Debt-based crowdfunding, also known as peer-to-peer lending, involves borrowing funds from backers with the agreement to repay the loan with interest over a specified period of time. This type of crowdfunding is suitable for startups that need access to capital but do not want to dilute their ownership or offer rewards or equity in return.
There are numerous crowdfunding platforms available, each with its own unique features and requirements. Some popular crowdfunding platforms include Kickstarter, Indiegogo, GoFundMe, and SeedInvest, among others. When choosing a crowdfunding platform, startups need to consider factors such as the type of crowdfunding they want to pursue, the target audience, the platform’s fees and charges, and the platform’s reputation and success rate. It’s crucial to research and select the right platform that aligns with the startup’s goals and target audience to maximize the chances of a successful crowdfunding campaign.
Best Practices for Crowdfunding Success
A successful crowdfunding campaign requires careful planning and execution. Here are some best practices that startups can follow to increase their chances of success:
- Set clear goals: Startups should set realistic and specific funding goals for their crowdfunding campaign. The goals should be based on the startup’s financial requirements and should consider factors such as production costs, marketing expenses, and fulfillment logistics. It’s essential to clearly communicate these goals to potential backers to build trust and transparency.

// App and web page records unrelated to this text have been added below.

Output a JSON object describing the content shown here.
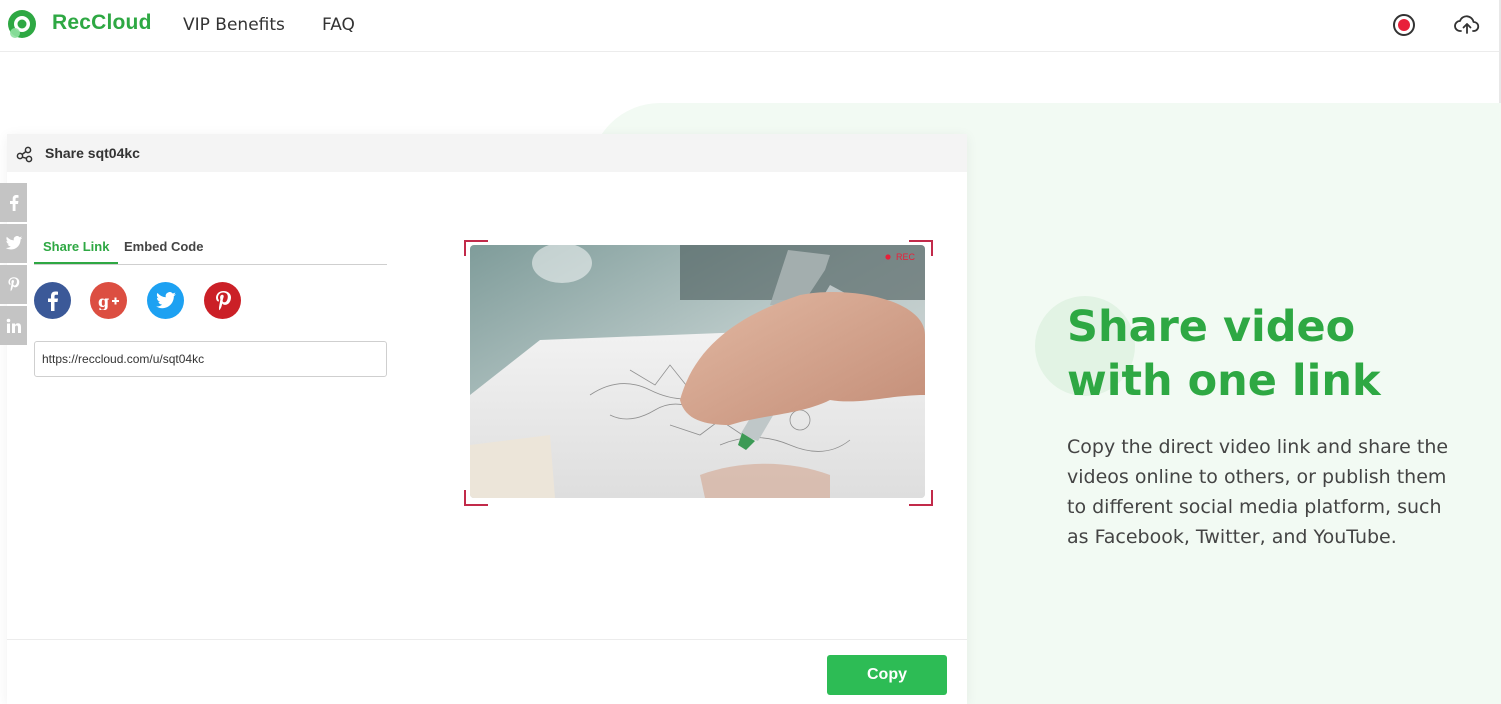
{
  "header": {
    "brand": "RecCloud",
    "nav": [
      "VIP Benefits",
      "FAQ"
    ],
    "icons": [
      "record-icon",
      "cloud-upload-icon"
    ]
  },
  "share_panel": {
    "title": "Share sqt04kc",
    "tabs": [
      {
        "label": "Share Link",
        "active": true
      },
      {
        "label": "Embed Code",
        "active": false
      }
    ],
    "social_icons": [
      "facebook-icon",
      "google-plus-icon",
      "twitter-icon",
      "pinterest-icon"
    ],
    "link": {
      "value": "https://reccloud.com/u/sqt04kc"
    },
    "video": {
      "badge": "REC"
    },
    "copy_label": "Copy"
  },
  "side_share": [
    "facebook-icon",
    "twitter-icon",
    "pinterest-icon",
    "linkedin-icon"
  ],
  "hero": {
    "title": "Share video with one link",
    "description": "Copy the direct video link and share the videos online to others, or publish them to different social media platform, such as Facebook, Twitter, and YouTube."
  },
  "colors": {
    "brand_green": "#2ea843",
    "copy_button": "#2dbc55",
    "hero_background": "#f2faf3",
    "rec_red": "#e8203a"
  }
}
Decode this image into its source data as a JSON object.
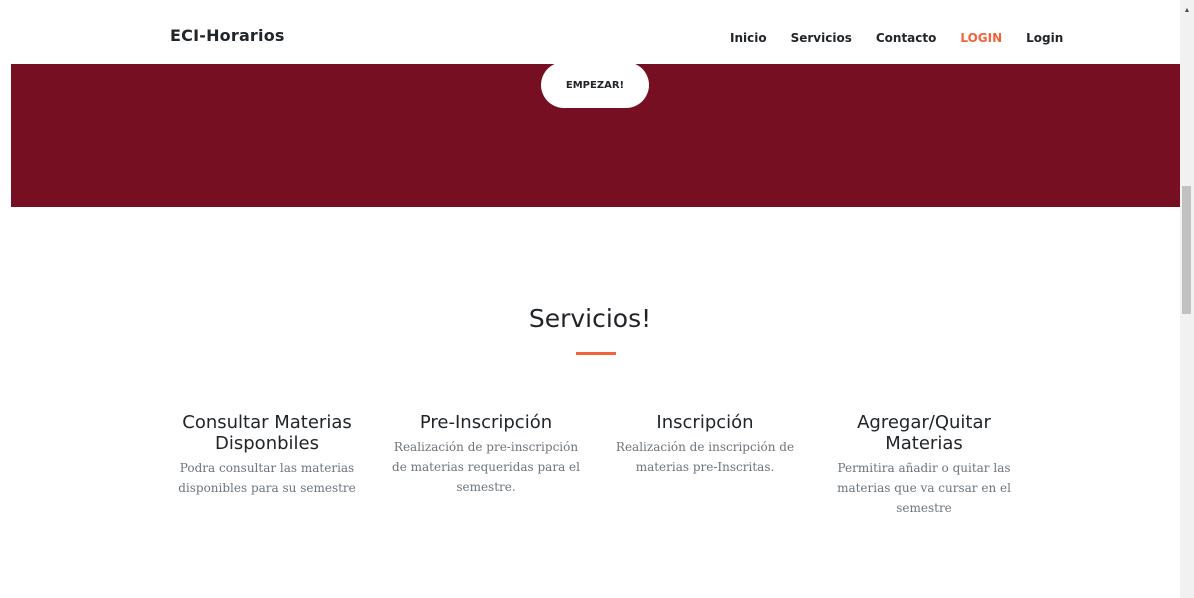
{
  "navbar": {
    "brand": "ECI-Horarios",
    "links": [
      {
        "label": "Inicio",
        "active": false
      },
      {
        "label": "Servicios",
        "active": false
      },
      {
        "label": "Contacto",
        "active": false
      },
      {
        "label": "LOGIN",
        "active": true
      },
      {
        "label": "Login",
        "active": false
      }
    ]
  },
  "hero": {
    "cta_label": "EMPEZAR!",
    "background_color": "#760f21"
  },
  "services": {
    "title": "Servicios!",
    "accent_color": "#f4623a",
    "items": [
      {
        "title": "Consultar Materias Disponbiles",
        "description": "Podra consultar las materias disponibles para su semestre"
      },
      {
        "title": "Pre-Inscripción",
        "description": "Realización de pre-inscripción de materias requeridas para el semestre."
      },
      {
        "title": "Inscripción",
        "description": "Realización de inscripción de materias pre-Inscritas."
      },
      {
        "title": "Agregar/Quitar Materias",
        "description": "Permitira añadir o quitar las materias que va cursar en el semestre"
      }
    ]
  }
}
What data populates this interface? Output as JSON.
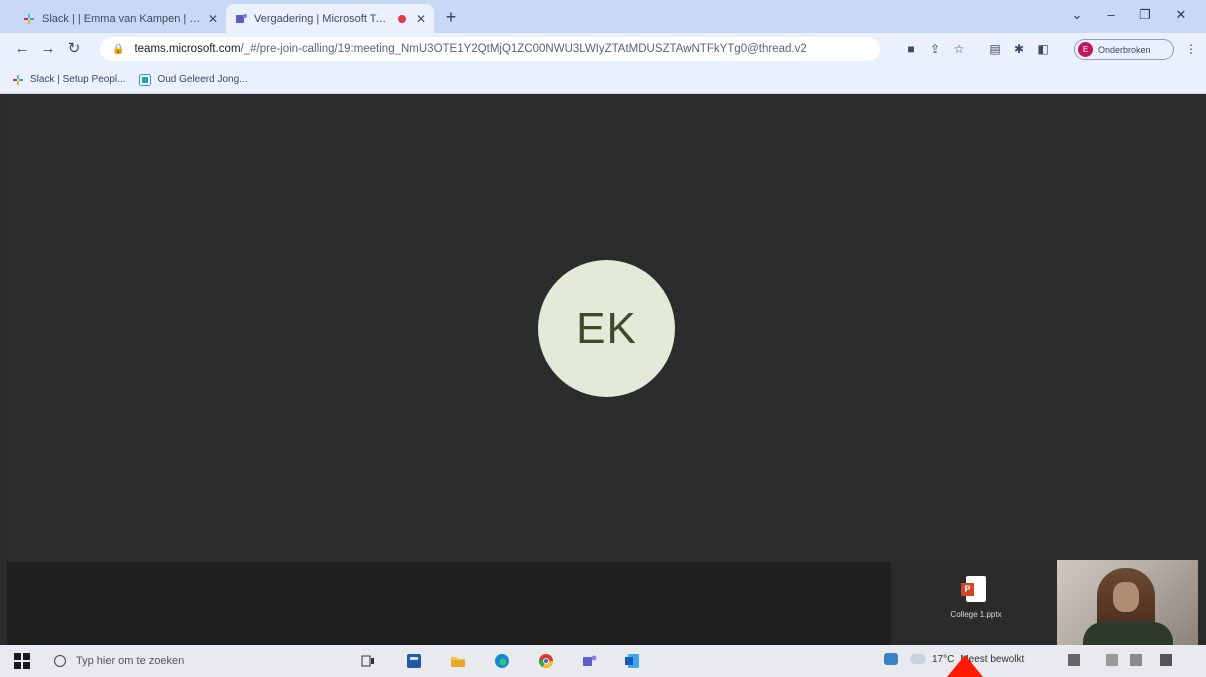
{
  "browser": {
    "tabs": [
      {
        "label": "Slack | | Emma van Kampen | O...",
        "active": false
      },
      {
        "label": "Vergadering | Microsoft Tea...",
        "active": true,
        "recording": true
      }
    ],
    "new_tab": "+",
    "window_controls": {
      "dropdown": "⌄",
      "minimize": "–",
      "restore": "❐",
      "close": "✕"
    },
    "address_bar": {
      "domain": "teams.microsoft.com",
      "path": "/_#/pre-join-calling/19:meeting_NmU3OTE1Y2QtMjQ1ZC00NWU3LWIyZTAtMDUSZTAwNTFkYTg0@thread.v2"
    },
    "profile_button": {
      "initial": "E",
      "label": "Onderbroken"
    },
    "bookmarks": [
      {
        "label": "Slack | Setup Peopl..."
      },
      {
        "label": "Oud Geleerd Jong..."
      }
    ]
  },
  "teams": {
    "participant_initials": "EK",
    "download": {
      "filename": "College 1.pptx",
      "icon_letter": "P"
    }
  },
  "taskbar": {
    "search_placeholder": "Typ hier om te zoeken",
    "weather": {
      "temperature": "17°C",
      "condition": "Meest bewolkt"
    }
  },
  "colors": {
    "stage_bg": "#2d2c2c",
    "avatar_bg": "#e3ead7",
    "avatar_text": "#3f4a2d",
    "annotation_arrow": "#ff1a00"
  }
}
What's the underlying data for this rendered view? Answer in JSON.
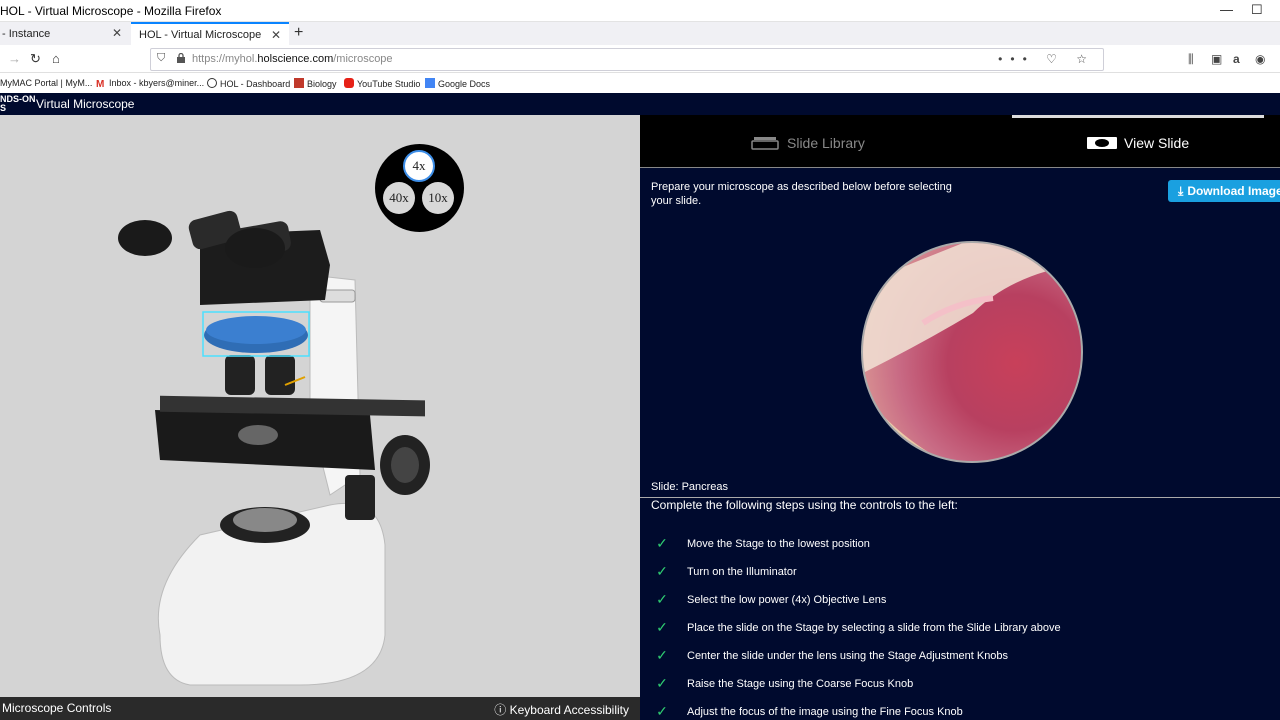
{
  "window": {
    "title": "HOL - Virtual Microscope - Mozilla Firefox"
  },
  "tabs": [
    {
      "label": "- Instance",
      "active": false
    },
    {
      "label": "HOL - Virtual Microscope",
      "active": true
    }
  ],
  "url": {
    "prefix": "https://myhol.",
    "domain": "holscience.com",
    "path": "/microscope"
  },
  "bookmarks": [
    {
      "label": "MyMAC Portal | MyM..."
    },
    {
      "label": "Inbox - kbyers@miner..."
    },
    {
      "label": "HOL - Dashboard"
    },
    {
      "label": "Biology"
    },
    {
      "label": "YouTube Studio"
    },
    {
      "label": "Google Docs"
    }
  ],
  "app": {
    "logo_line1": "NDS-ON",
    "logo_line2": "S",
    "name": "Virtual Microscope"
  },
  "objectives": {
    "low": "4x",
    "high": "40x",
    "mid": "10x"
  },
  "left_footer": {
    "controls": "Microscope Controls",
    "accessibility": "Keyboard Accessibility"
  },
  "right_tabs": {
    "library": "Slide Library",
    "view": "View Slide"
  },
  "prep_text": "Prepare your microscope as described below before selecting your slide.",
  "download_label": "Download Image",
  "slide_name": "Slide: Pancreas",
  "steps_heading": "Complete the following steps using the controls to the left:",
  "steps": [
    "Move the Stage to the lowest position",
    "Turn on the Illuminator",
    "Select the low power (4x) Objective Lens",
    "Place the slide on the Stage by selecting a slide from the Slide Library above",
    "Center the slide under the lens using the Stage Adjustment Knobs",
    "Raise the Stage using the Coarse Focus Knob",
    "Adjust the focus of the image using the Fine Focus Knob"
  ],
  "colors": {
    "app_bg": "#000a2e",
    "accent": "#1aa0e0",
    "check": "#2ecc71"
  }
}
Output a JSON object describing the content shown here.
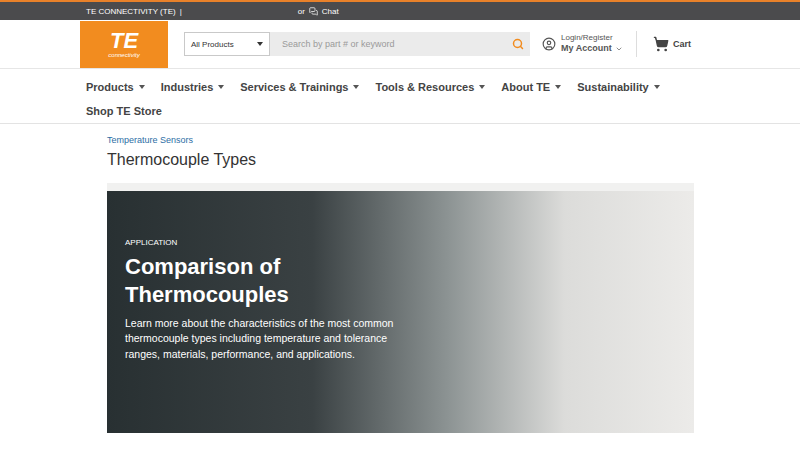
{
  "topbar": {
    "company": "TE CONNECTIVITY (TE)",
    "separator": "|",
    "or": "or",
    "chat": "Chat"
  },
  "logo": {
    "mark": "TE",
    "tagline": "connectivity"
  },
  "search": {
    "scope": "All Products",
    "placeholder": "Search by part # or keyword"
  },
  "account": {
    "login": "Login/Register",
    "label": "My Account"
  },
  "cart": {
    "label": "Cart"
  },
  "nav": [
    {
      "label": "Products"
    },
    {
      "label": "Industries"
    },
    {
      "label": "Services & Trainings"
    },
    {
      "label": "Tools & Resources"
    },
    {
      "label": "About TE"
    },
    {
      "label": "Sustainability"
    }
  ],
  "shop": {
    "label": "Shop TE Store"
  },
  "breadcrumb": {
    "label": "Temperature Sensors"
  },
  "page_title": "Thermocouple Types",
  "hero": {
    "eyebrow": "APPLICATION",
    "title": "Comparison of Thermocouples",
    "description": "Learn more about the characteristics of the most common thermocouple types including temperature and tolerance ranges, materials, performance, and applications."
  }
}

- Develop a compelling campaign: The crowdfunding campaign should have a compelling story that resonates with potential backers. Startups should clearly communicate their value proposition, explain why their product or service is unique or solves a problem, and highlight the impact that the campaign can make. The campaign should also have engaging visuals, videos, and testimonials to create an emotional connection with backers.
- Leverage social media: Social media can be a powerful tool for promoting a crowdfunding campaign. Startups should leverage social media platforms such as Facebook, Instagram, Twitter, and LinkedIn to create buzz, engage with potential backers, and share updates about the campaign’s progress. It’s crucial to develop a comprehensive social media strategy and consistently post engaging content to create awareness and attract backers.
- Engage with backers: Backers are the lifeblood of a crowdfunding campaign, and it’s essential to engage with them throughout the campaign. Startups should respond promptly to backer inquiries, provide regular updates on the campaign’s progress, and express gratitude for their support. Backers appreciate personalized and genuine interactions, which can help build a loyal community around the startup.
- Fulfill promises: Once the crowdfunding campaign is successful, startups need to fulfill the promises made to backers. This includes delivering rewards or perks as promised, providing regular updates on the product or service’s development and shipping status, and addressing any issues or concerns promptly. Fulfilling promises builds trust and credibility, which can be invaluable for the startup’s long-term success.